When you see potential in somebody but they're not operating at that level, you have to help them and make sure that they're in the right role for them. That's a huge win for them. It's a huge win for you. It's a huge win for the organization.
If you're at an organization that is supporting growth, not just for the people that you're hiring, but also for yourself, take advantage of the people on your team that can do those things better so that it opens up the opportunity for you to focus on other things that maybe you haven't been able to.
How does Dawn foster her team culture within her organization?
In terms of the growth aspect, it's understanding what her team members are trying to accomplish. She sees where they fit within the organization but it doesn't always align. Some people want to move into a certain position which is not needed at the moment.
This is what Simpplr is trying to have people do by building their leadership skills.
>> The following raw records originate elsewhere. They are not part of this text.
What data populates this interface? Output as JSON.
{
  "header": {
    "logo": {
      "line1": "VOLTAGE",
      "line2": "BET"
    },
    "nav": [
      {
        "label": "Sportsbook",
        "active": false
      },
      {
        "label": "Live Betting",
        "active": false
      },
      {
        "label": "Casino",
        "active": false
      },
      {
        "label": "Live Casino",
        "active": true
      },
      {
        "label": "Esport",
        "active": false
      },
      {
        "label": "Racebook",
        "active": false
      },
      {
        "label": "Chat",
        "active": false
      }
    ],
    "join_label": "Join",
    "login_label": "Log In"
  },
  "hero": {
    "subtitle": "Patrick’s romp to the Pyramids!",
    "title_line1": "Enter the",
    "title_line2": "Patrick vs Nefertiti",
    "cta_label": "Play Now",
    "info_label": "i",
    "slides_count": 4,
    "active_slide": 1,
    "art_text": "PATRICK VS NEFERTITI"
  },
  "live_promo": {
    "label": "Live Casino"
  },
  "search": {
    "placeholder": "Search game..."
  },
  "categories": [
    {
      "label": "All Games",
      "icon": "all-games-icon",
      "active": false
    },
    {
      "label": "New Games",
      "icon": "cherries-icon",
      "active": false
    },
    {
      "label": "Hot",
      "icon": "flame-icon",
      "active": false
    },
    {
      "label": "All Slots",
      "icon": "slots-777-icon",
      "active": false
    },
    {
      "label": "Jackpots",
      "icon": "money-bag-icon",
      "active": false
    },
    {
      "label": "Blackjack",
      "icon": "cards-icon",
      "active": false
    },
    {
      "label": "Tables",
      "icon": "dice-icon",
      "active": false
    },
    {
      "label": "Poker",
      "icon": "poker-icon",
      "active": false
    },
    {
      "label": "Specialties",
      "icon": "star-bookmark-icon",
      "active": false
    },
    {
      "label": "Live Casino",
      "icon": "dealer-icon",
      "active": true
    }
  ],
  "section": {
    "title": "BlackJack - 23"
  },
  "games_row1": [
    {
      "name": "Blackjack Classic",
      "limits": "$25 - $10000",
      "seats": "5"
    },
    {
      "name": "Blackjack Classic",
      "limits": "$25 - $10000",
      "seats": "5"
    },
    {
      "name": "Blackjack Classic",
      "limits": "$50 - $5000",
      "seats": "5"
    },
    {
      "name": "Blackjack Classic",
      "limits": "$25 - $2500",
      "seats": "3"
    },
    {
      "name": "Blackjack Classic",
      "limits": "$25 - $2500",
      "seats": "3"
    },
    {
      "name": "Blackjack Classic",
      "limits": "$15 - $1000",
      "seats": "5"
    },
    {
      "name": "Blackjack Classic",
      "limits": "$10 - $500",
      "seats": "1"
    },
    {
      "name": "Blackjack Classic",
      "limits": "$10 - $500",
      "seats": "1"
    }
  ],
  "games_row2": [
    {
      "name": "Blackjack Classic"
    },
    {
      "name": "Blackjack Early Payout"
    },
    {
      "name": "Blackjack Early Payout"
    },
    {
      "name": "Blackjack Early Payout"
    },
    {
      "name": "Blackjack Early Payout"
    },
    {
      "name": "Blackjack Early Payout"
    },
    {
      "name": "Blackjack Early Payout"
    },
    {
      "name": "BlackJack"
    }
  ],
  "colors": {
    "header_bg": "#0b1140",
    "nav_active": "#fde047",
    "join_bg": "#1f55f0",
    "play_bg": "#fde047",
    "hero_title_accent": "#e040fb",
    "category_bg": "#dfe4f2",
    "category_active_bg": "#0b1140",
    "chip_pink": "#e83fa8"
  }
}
They're trying to foster an environment where people feel that it's comfortable and okay to take certain risks.
Having an open-door policy where all the leaders on the team are open to hearing different ideas and give those individuals that aren't formally in a manager position an opportunity to still work cross-functionally.
As a leader, understanding where somebody is in that phase of life is important, because they still have a lot of potentials, and you want to be there to support them. It's recognizing where they are so that you can maximize their experience and their productivity knowing that it might come back to where it was.
Leaders have the ability to impact someone else's life. Whether you do that in a positive way or a negative way is up to you.
If Dawn could talk to her younger self with everything she knows now, she would tell herself to work on her delegation skills.
To identify and prepare what you're trying to accomplish so that you can involve other people. And that takes planning and preparation. You need to get them involved early to give them the time to finish the tasks.
Planning and preparation is key. It's within your control. It may not seem like it, but it is. It starts with that decision.
One of the things you need to do if you want to develop your leadership skills is to identify why you want to become a leader.
If you want to get some "people management experience", you can mentor a new person so that you can develop your skill of interacting with people and helping them accomplish their goals.
People management is a key piece to helping build that skill and making sure that you're able to illustrate that you have that skill.
If you really want to be on the leadership path then start asking yourself what are the skills that you're lacking right now that you need to get in order to feel more confident on this path.